▶ _Activity_: The records below are to be returned word for word, with pictures left out.

▶ _Data for processing_:
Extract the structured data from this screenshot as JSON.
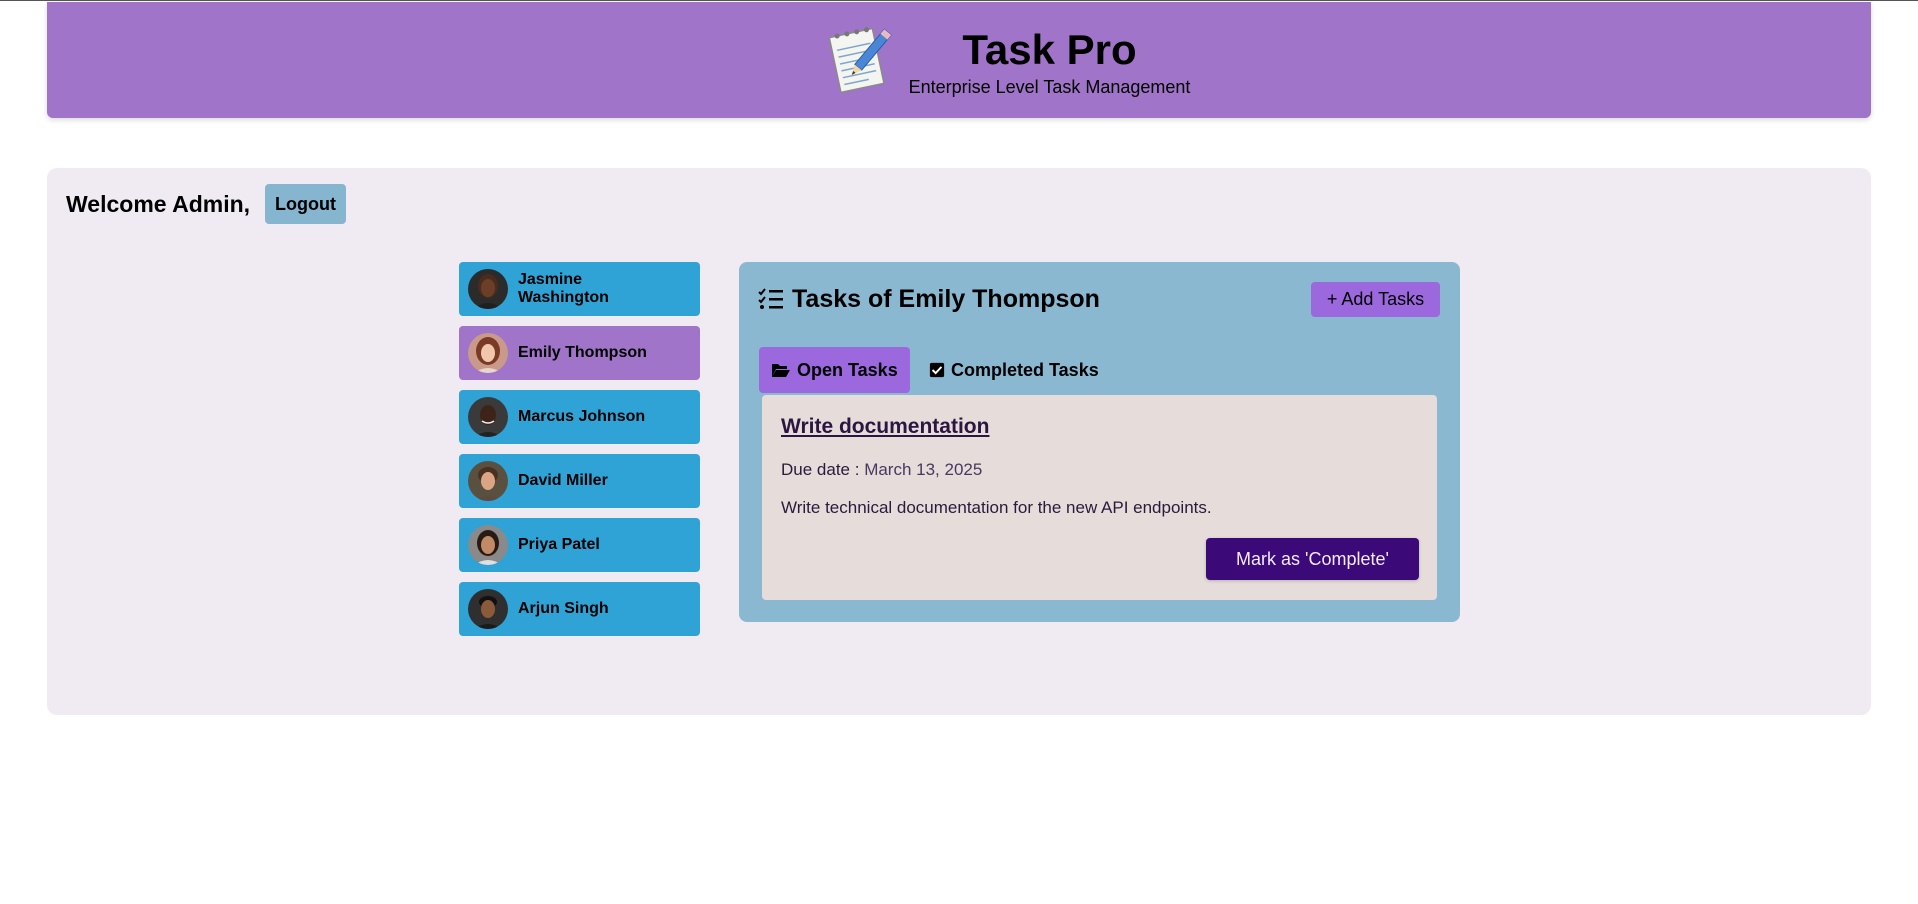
{
  "header": {
    "title": "Task Pro",
    "subtitle": "Enterprise Level Task Management",
    "logo_icon": "notepad-pencil-icon"
  },
  "session": {
    "welcome": "Welcome Admin,",
    "logout_label": "Logout"
  },
  "users": [
    {
      "name": "Jasmine Washington",
      "active": false
    },
    {
      "name": "Emily Thompson",
      "active": true
    },
    {
      "name": "Marcus Johnson",
      "active": false
    },
    {
      "name": "David Miller",
      "active": false
    },
    {
      "name": "Priya Patel",
      "active": false
    },
    {
      "name": "Arjun Singh",
      "active": false
    }
  ],
  "tasks_panel": {
    "title": "Tasks of Emily Thompson",
    "add_label": "+ Add Tasks",
    "tabs": [
      {
        "label": "Open Tasks",
        "icon": "folder-open-icon",
        "active": true
      },
      {
        "label": "Completed Tasks",
        "icon": "checkbox-icon",
        "active": false
      }
    ],
    "task": {
      "title": "Write documentation",
      "due_label": "Due date :",
      "due_value": "March 13, 2025",
      "description": "Write technical documentation for the new API endpoints.",
      "complete_label": "Mark as 'Complete'"
    }
  },
  "colors": {
    "header_bg": "#a074c8",
    "user_item": "#2fa3d5",
    "user_item_active": "#a074c8",
    "panel_bg": "#8ab8d1",
    "accent_button": "#9b68de",
    "complete_button": "#3b0a78"
  }
}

▶ _Solution_:
Extract the structured data from this screenshot as JSON.
{
  "header": {
    "title": "Task Pro",
    "subtitle": "Enterprise Level Task Management",
    "logo_icon": "notepad-pencil-icon"
  },
  "session": {
    "welcome": "Welcome Admin,",
    "logout_label": "Logout"
  },
  "users": [
    {
      "name": "Jasmine Washington",
      "active": false
    },
    {
      "name": "Emily Thompson",
      "active": true
    },
    {
      "name": "Marcus Johnson",
      "active": false
    },
    {
      "name": "David Miller",
      "active": false
    },
    {
      "name": "Priya Patel",
      "active": false
    },
    {
      "name": "Arjun Singh",
      "active": false
    }
  ],
  "tasks_panel": {
    "title": "Tasks of Emily Thompson",
    "add_label": "+ Add Tasks",
    "tabs": [
      {
        "label": "Open Tasks",
        "icon": "folder-open-icon",
        "active": true
      },
      {
        "label": "Completed Tasks",
        "icon": "checkbox-icon",
        "active": false
      }
    ],
    "task": {
      "title": "Write documentation",
      "due_label": "Due date :",
      "due_value": "March 13, 2025",
      "description": "Write technical documentation for the new API endpoints.",
      "complete_label": "Mark as 'Complete'"
    }
  },
  "colors": {
    "header_bg": "#a074c8",
    "user_item": "#2fa3d5",
    "user_item_active": "#a074c8",
    "panel_bg": "#8ab8d1",
    "accent_button": "#9b68de",
    "complete_button": "#3b0a78"
  }
}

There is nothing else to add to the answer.